§ Directions for this task
What lines of the data hold the string "Information"? Copy them all.

Start of Available data

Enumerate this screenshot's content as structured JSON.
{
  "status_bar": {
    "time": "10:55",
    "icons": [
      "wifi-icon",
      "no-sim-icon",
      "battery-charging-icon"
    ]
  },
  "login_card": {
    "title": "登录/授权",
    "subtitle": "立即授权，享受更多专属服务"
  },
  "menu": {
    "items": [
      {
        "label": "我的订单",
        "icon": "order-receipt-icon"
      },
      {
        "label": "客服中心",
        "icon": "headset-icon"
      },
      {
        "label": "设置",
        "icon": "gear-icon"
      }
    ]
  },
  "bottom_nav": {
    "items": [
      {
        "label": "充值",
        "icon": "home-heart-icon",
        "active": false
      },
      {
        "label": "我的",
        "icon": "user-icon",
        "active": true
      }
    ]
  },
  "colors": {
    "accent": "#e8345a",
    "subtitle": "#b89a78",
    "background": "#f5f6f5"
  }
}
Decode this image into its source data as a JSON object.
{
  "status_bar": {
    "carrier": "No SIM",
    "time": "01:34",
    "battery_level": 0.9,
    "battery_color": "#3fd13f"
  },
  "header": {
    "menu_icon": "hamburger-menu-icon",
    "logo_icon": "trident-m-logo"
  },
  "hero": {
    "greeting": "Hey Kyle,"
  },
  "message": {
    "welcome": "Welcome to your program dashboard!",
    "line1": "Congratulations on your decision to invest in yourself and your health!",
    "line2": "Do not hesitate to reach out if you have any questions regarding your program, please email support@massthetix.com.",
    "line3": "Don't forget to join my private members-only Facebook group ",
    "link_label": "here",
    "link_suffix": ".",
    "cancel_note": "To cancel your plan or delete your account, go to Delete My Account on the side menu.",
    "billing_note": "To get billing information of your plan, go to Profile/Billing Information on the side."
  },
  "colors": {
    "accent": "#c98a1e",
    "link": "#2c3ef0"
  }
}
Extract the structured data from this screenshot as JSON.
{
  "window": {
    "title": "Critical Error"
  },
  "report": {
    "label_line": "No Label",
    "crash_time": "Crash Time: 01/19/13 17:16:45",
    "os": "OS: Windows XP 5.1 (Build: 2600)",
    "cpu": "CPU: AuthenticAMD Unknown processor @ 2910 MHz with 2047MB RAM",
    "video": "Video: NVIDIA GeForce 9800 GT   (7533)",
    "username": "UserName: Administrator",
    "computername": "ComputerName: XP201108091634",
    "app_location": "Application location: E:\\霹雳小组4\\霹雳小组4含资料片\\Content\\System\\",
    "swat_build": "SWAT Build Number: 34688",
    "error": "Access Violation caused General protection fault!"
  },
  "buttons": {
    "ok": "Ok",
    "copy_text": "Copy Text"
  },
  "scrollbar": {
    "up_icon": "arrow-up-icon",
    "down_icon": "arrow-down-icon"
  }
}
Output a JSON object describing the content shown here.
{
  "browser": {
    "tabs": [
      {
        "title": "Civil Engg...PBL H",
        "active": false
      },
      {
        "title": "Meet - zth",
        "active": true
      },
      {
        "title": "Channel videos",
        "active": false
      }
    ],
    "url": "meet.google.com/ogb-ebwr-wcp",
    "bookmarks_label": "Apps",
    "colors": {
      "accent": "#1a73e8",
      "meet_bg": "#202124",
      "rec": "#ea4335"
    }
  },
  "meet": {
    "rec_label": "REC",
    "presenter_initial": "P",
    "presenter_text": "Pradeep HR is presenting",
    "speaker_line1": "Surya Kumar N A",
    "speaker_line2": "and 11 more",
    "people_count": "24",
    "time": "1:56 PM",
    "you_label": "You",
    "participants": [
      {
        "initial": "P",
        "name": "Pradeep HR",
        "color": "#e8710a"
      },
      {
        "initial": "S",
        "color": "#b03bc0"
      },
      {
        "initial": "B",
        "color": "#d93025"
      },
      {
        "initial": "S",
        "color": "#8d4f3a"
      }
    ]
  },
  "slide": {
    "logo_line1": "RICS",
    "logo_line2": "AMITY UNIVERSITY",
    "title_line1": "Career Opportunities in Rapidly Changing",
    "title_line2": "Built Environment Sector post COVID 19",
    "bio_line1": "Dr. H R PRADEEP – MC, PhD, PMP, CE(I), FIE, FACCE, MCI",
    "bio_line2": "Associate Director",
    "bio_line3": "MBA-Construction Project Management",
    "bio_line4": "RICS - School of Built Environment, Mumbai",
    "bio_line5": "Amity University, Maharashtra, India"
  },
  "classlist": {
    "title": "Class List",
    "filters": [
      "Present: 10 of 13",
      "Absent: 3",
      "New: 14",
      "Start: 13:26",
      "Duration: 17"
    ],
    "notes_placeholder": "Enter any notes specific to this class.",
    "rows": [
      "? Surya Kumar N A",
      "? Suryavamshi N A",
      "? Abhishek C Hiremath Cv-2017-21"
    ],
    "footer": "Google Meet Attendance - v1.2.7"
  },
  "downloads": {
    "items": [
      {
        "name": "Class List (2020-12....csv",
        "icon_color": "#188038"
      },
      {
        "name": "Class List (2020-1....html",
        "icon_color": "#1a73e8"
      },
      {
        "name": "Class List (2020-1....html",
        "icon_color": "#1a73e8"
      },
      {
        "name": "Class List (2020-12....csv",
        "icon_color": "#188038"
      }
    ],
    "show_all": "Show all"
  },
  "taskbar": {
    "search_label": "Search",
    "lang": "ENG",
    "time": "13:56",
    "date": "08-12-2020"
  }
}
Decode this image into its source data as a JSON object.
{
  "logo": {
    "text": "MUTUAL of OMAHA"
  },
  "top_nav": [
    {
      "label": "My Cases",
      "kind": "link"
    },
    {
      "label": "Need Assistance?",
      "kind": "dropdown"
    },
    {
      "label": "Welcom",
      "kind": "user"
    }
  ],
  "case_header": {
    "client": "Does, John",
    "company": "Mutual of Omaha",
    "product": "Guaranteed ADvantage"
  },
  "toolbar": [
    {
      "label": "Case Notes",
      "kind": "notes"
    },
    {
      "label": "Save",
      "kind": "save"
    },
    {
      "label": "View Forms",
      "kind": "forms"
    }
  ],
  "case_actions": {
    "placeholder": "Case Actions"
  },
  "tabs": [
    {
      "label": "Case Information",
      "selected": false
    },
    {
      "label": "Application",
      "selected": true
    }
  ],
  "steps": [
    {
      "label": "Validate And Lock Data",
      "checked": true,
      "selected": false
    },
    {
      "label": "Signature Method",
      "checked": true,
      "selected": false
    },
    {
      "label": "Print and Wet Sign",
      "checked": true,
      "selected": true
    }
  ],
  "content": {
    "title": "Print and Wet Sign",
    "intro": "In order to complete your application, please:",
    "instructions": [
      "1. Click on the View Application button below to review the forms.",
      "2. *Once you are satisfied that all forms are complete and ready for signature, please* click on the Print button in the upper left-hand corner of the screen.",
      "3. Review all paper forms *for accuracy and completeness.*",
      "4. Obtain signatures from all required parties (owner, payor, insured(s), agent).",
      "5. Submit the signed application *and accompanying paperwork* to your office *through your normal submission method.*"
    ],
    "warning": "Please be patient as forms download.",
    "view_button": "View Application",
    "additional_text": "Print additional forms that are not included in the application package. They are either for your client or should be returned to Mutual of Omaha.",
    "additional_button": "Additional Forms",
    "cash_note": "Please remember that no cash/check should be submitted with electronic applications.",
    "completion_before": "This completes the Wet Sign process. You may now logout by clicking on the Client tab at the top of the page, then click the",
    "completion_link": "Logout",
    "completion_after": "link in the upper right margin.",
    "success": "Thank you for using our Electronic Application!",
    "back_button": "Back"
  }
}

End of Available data

§ Written response
    "billing_note": "To get billing information of your plan, go to Profile/Billing Information on the side."
      "label": "Case Information",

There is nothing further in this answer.